An EHRC report on the impact of tax and benefit policy forecast an extra 1.5 million children will be living in poverty by 2021 as a consequence of the Government’s austerity programmes. These cuts have hit the most disadvantaged students hardest with disabled children, children form ethnic minority backgrounds and children of lone parents bearing the brunt.
Austerity has a profound effect on the mental health of students.
Poverty has an enduring effect on students from an early age, by the time students take their GCSE’s, there is a 28% gap in the number of students achieving 5 A*-C grades who receive free school meals and those that don’t.
The impact of the austerity policies has been damaging for the mental health of the most disadvantaged families because these policies impact on all areas of life, from education and housing, to healthcare and employment. Austerity has a profound effect on the mental health of students.
As long as the Government ignores the link between poverty and mental health and refuses to reverse austerity policies then a solution to the mental health crisis students are facing will not be found.
Educators cannot take the place of Child and Adolescent Mental Health Service (CAHMS) professionals; these services must be provided locally by trained specialists. CAHMS teams have seen roles and funding decimated over the past five years leaving gaps in provision and differences in services across the country meaning students with mental health problems do not get the help they need.
Students need the government to take a more ambitious approach to transforming mental health provision
Educators can only do so much; access to specialists and lengthy waiting lists for appointments are a major barrier for students, schools and colleges. When surveyed about access to support services, 65% of NEU (ATL Section) members said their school or college finds it more difficult to access them compared to a year ago.
Waiting-times for CAMHS appointments can vary from a few weeks to more than a year, depending on where you live. In some areas students are being assessed and then turned down for treatment, because their problems are not serious enough. These specialised services are at breaking point, leaving them with no option but to treat only the students who are experiencing the most serious ill mental health.
To have a positive impact on student’s mental health the Government must allocate sufficient funding for CAMHS so that these specialised services have strong links with schools and colleges allowing students to access specialised support when they need it.
Students need the government to take a more ambitious approach to transforming mental health provision. A Government that’s complacent about child poverty and relaxed about excessive testing will not transform mental health provision.

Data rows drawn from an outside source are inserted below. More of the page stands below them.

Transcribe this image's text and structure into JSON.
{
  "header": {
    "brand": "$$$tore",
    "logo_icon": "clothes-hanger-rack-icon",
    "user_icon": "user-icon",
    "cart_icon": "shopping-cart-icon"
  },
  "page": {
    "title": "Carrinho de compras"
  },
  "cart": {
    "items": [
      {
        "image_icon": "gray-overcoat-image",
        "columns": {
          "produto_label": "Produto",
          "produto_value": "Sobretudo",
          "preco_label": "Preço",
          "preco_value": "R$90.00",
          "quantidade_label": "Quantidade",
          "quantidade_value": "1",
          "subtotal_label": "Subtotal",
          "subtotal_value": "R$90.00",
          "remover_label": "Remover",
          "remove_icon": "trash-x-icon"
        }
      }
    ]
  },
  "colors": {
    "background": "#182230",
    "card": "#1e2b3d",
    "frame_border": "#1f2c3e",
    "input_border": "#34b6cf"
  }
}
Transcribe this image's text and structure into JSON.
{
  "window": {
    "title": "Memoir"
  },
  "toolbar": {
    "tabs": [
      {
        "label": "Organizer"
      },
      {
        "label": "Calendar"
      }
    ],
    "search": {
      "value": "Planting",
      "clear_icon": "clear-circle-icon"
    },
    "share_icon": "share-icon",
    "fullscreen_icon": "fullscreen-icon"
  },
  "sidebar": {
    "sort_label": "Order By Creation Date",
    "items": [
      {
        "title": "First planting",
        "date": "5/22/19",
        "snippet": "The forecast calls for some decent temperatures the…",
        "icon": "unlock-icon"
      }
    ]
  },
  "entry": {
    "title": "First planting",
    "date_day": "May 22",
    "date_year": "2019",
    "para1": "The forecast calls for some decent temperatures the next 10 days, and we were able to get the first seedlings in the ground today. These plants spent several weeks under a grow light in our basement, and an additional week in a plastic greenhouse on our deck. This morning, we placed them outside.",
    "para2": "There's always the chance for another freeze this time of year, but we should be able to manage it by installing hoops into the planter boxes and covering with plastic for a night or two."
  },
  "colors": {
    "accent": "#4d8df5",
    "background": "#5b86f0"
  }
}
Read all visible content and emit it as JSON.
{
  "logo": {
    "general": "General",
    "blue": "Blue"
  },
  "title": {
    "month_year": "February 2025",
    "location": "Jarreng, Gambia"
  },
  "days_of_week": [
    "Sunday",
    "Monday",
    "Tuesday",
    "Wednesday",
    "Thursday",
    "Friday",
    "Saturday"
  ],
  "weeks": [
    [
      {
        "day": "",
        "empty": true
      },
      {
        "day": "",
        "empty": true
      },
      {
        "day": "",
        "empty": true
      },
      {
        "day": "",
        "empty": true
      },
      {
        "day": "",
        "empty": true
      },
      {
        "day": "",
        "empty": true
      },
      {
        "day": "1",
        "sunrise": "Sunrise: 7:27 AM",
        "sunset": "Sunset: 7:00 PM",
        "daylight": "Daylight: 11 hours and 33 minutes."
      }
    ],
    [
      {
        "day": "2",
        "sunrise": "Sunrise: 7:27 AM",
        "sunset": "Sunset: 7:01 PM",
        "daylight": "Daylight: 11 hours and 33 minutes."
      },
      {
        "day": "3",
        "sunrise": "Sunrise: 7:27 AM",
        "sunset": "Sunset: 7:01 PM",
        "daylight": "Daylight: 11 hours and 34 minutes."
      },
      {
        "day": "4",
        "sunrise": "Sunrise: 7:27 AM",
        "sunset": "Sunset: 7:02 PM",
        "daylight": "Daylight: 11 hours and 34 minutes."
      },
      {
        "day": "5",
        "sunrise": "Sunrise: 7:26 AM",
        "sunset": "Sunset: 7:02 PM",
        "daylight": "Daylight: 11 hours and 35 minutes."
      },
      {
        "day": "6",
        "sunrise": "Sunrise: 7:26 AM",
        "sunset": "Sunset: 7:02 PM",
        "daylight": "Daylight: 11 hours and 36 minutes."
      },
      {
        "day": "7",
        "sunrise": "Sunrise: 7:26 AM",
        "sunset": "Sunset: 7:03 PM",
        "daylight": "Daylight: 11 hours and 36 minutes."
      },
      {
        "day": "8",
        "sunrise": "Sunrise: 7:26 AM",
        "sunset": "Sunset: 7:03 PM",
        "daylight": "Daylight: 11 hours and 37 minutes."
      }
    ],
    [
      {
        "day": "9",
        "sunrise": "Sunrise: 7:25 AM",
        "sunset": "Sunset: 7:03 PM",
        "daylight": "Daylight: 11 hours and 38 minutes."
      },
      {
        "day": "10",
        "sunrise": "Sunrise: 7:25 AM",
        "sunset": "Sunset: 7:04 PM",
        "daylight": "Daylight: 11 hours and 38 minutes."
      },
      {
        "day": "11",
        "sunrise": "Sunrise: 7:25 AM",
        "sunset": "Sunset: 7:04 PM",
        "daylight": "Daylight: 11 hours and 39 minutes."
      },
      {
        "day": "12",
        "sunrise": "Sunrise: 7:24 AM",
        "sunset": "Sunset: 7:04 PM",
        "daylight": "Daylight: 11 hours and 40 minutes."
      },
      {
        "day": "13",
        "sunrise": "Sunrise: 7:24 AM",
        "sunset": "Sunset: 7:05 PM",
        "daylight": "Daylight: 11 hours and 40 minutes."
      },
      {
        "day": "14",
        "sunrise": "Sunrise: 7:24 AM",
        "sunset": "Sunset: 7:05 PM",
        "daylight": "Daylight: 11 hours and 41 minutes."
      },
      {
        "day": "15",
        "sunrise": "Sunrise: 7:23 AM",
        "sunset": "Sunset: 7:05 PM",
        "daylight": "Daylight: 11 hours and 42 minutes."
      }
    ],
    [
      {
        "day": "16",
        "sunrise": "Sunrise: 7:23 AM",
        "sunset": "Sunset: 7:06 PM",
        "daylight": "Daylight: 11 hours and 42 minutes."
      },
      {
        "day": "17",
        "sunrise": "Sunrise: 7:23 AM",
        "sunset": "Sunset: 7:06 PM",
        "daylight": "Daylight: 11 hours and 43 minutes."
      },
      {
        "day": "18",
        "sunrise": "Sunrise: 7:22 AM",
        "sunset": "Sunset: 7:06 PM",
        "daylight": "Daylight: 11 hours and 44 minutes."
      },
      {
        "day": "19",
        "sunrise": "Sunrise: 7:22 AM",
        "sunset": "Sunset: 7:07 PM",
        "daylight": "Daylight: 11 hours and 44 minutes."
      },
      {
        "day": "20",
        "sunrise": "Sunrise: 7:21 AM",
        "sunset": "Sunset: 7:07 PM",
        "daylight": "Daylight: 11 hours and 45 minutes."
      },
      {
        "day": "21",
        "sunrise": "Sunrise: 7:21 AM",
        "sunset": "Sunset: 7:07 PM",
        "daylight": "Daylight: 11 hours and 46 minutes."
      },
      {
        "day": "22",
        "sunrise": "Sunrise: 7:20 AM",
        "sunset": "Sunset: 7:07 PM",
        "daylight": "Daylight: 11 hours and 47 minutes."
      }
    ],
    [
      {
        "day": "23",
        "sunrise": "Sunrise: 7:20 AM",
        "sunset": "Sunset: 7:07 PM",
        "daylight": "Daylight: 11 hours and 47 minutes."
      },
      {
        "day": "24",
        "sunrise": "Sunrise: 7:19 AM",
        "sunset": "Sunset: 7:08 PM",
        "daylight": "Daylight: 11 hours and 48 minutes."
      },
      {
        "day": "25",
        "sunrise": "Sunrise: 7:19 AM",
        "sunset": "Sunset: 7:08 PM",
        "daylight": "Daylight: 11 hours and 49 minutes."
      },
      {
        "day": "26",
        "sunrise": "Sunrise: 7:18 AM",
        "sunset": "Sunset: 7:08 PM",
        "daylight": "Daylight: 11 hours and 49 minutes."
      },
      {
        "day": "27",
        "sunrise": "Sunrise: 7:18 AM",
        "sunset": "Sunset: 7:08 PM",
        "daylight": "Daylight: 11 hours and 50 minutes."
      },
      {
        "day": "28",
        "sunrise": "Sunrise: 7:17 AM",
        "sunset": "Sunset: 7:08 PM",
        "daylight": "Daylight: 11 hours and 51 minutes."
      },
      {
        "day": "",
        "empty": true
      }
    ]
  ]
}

When the Government publishes its response to the consultation, we want to see:
- Adequate funding allocated for schools and colleges
- Adequate funding allocated for CAMHS
- Joined up policy that links education, housing and healthcare
- A review of accountability measures
- A broader curriculum
- PSHE to be compulsory in all schools
If the Government are serious about transforming mental health provision, they must listen to students, educators, parents and specialist service providers who are asking for sustainable, long term change to the way we approach mental health.